These issues existed before 9/11, but the backlash that Sikhs received after that attack has amplified the pressures many Sikhs who keep their hair and/or wear the turban face.
M-A: But you wear yours. What does it represent for you?
AT: My turban and uncut hair are such a core part of my identity, I can't envision ever parting with them. The fact that we stand out because of them was by design. For Sikhs, the turban and uncut hair represent a commitment to God's will, and also to equality and religious freedom. They are articles of my faith, and as an American, they are an expression of my right to practice my religion freely. To stop wearing my turban, or to cut my hair, would be a surrendering of my faith and of American values.
M-A: You wrote on your blog about watershed moments, “those instances in time after which everything changes. In recent history for Sikhs, the year 1984 was one of those times; 9/11 and its backlash was another. And now, Sunday, August 5, 2012 takes its place on that timeline.” If there is anything to take away from this most recent tragedy, what do you hope it might be?
AT: I hope that, one, there is a greater awareness of Sikhs in this country, and of our plight in terms of the discrimination we face. But, more importantly, I think we also need to have a larger scale discussion about what it means to be an American today.
And, more generally, where we are failing as a society in which we are seeing individuals cause this kind of harm to innocent people, time after time. What is causing these failures of conscience on the part of these attackers that results in innocent people being killed? These are conversations that we need to have.
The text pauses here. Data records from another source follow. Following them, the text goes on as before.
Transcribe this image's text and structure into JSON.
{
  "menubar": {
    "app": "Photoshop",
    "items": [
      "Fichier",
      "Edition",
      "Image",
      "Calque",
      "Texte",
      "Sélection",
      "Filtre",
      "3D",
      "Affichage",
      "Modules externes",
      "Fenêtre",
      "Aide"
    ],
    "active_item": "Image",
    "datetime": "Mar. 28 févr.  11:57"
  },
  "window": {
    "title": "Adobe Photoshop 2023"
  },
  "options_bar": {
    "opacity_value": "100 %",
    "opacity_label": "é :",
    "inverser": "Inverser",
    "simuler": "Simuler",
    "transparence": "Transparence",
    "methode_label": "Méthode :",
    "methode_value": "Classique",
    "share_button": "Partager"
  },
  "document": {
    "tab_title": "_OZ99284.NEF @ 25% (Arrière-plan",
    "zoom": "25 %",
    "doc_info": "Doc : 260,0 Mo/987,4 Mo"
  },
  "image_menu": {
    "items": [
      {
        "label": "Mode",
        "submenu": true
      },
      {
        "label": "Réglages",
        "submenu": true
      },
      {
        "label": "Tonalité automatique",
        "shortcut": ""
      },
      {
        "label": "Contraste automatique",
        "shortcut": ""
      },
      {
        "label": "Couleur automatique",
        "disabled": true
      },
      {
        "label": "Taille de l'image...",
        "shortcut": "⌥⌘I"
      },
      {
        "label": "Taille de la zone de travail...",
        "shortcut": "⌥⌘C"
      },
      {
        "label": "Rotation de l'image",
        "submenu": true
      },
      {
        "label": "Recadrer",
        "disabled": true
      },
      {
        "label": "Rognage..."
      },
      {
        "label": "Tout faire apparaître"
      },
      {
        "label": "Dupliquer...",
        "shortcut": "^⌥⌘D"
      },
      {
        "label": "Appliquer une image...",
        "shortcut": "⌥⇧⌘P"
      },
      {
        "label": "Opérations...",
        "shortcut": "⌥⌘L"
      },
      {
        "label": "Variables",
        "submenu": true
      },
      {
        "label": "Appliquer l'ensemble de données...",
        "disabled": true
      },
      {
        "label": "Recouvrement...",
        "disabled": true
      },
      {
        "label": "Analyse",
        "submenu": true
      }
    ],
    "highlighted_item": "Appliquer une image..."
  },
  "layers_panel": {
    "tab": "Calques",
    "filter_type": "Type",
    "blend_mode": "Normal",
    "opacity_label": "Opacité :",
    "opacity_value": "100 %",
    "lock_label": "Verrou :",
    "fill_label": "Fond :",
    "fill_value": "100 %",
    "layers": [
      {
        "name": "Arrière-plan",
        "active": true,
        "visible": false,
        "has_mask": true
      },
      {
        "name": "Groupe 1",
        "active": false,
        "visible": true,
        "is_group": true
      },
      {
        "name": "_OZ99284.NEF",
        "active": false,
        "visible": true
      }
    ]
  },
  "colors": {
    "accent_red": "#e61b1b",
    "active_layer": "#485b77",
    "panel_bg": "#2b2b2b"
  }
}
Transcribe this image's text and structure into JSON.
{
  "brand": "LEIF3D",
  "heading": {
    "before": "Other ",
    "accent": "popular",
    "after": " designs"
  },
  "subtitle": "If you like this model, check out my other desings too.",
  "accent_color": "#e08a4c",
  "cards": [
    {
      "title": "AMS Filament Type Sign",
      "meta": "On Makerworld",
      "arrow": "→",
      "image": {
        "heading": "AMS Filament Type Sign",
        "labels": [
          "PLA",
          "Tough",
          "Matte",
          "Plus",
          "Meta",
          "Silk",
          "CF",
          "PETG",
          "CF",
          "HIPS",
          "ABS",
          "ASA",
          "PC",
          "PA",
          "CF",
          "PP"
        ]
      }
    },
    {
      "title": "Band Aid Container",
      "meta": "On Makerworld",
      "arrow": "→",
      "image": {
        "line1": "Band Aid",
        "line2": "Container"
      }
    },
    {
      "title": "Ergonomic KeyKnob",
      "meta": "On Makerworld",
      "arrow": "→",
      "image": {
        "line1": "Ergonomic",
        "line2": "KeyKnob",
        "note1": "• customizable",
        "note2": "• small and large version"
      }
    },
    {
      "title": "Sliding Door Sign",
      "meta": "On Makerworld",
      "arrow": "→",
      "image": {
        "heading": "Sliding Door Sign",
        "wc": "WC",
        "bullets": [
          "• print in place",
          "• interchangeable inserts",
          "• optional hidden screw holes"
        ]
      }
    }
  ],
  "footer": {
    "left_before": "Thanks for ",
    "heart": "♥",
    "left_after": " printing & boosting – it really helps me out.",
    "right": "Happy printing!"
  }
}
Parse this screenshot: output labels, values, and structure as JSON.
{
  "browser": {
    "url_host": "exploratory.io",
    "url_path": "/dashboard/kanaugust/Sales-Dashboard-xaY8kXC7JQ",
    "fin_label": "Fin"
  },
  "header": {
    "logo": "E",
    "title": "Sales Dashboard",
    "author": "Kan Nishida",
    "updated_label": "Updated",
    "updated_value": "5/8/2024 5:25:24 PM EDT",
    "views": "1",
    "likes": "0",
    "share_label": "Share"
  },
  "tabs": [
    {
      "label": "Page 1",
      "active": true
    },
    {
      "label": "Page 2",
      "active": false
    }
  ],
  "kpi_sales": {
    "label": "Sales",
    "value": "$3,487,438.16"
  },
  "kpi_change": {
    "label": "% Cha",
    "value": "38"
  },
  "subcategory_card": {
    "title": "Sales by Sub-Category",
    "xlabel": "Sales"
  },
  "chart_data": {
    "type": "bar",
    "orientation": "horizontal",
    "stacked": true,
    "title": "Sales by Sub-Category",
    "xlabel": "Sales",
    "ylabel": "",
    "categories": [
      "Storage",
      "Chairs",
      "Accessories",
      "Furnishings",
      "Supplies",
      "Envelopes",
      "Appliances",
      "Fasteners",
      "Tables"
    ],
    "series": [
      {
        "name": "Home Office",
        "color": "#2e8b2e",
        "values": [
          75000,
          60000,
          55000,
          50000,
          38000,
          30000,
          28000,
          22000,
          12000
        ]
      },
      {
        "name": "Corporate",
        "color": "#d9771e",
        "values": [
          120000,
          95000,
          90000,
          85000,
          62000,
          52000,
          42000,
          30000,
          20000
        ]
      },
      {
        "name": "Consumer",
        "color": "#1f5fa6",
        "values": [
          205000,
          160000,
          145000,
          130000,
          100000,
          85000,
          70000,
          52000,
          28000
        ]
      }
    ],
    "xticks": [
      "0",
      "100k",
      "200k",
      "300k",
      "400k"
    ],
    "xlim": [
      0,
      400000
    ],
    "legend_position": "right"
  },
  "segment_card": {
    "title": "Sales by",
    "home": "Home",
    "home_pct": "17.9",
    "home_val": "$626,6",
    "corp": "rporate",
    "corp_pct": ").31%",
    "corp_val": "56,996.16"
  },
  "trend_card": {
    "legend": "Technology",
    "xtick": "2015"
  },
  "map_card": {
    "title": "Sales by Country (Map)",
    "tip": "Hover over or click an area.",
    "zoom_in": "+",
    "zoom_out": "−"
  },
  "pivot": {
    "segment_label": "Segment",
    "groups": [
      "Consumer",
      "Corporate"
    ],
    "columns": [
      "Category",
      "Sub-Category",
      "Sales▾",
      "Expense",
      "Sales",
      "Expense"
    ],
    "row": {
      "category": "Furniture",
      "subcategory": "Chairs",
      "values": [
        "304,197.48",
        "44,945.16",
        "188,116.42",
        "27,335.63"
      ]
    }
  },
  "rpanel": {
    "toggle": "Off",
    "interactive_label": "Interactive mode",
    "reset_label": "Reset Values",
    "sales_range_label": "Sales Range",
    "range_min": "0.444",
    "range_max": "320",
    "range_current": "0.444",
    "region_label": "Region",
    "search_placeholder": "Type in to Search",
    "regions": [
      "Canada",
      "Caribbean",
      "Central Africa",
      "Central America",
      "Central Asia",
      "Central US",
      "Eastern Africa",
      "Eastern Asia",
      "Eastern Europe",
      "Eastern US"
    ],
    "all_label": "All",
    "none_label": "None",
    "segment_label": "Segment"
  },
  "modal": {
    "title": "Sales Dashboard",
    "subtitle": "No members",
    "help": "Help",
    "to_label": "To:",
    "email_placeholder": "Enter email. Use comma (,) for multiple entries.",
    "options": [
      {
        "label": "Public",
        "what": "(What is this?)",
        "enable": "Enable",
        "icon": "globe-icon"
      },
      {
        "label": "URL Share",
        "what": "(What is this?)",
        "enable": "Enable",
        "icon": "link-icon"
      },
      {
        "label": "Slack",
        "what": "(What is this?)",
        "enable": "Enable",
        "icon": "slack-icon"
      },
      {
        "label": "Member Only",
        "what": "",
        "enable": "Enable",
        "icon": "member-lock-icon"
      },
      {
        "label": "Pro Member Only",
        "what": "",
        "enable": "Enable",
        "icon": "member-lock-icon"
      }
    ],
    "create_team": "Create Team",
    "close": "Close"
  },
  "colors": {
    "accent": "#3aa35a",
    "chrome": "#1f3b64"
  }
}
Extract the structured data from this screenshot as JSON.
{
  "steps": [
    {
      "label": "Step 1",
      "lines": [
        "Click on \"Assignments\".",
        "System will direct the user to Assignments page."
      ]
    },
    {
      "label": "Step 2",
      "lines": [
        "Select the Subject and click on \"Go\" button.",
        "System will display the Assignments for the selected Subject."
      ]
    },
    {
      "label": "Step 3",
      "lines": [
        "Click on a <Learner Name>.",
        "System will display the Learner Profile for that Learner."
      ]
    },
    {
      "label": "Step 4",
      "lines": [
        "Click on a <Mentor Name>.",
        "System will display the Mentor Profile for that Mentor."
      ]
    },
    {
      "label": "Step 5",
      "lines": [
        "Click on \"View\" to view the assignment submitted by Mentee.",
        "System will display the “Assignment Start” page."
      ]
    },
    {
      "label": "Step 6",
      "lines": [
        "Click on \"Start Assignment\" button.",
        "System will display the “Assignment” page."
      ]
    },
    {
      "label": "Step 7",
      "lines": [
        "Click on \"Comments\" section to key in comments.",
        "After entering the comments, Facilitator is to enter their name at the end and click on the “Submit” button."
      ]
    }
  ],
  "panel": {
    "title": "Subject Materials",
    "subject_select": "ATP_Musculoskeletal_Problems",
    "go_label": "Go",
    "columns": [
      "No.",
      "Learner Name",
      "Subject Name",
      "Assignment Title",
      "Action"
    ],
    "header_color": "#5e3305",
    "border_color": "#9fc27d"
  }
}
Authorities have been investigating whether there is any connection between the Wisconsin shooting and the still-unsolved shooting murder of two Sikh seniors, Surinder Singh and Gurmej Atwal, gunned down during an afternoon stroll last year in Elk Grove, Calif., near Sacramento.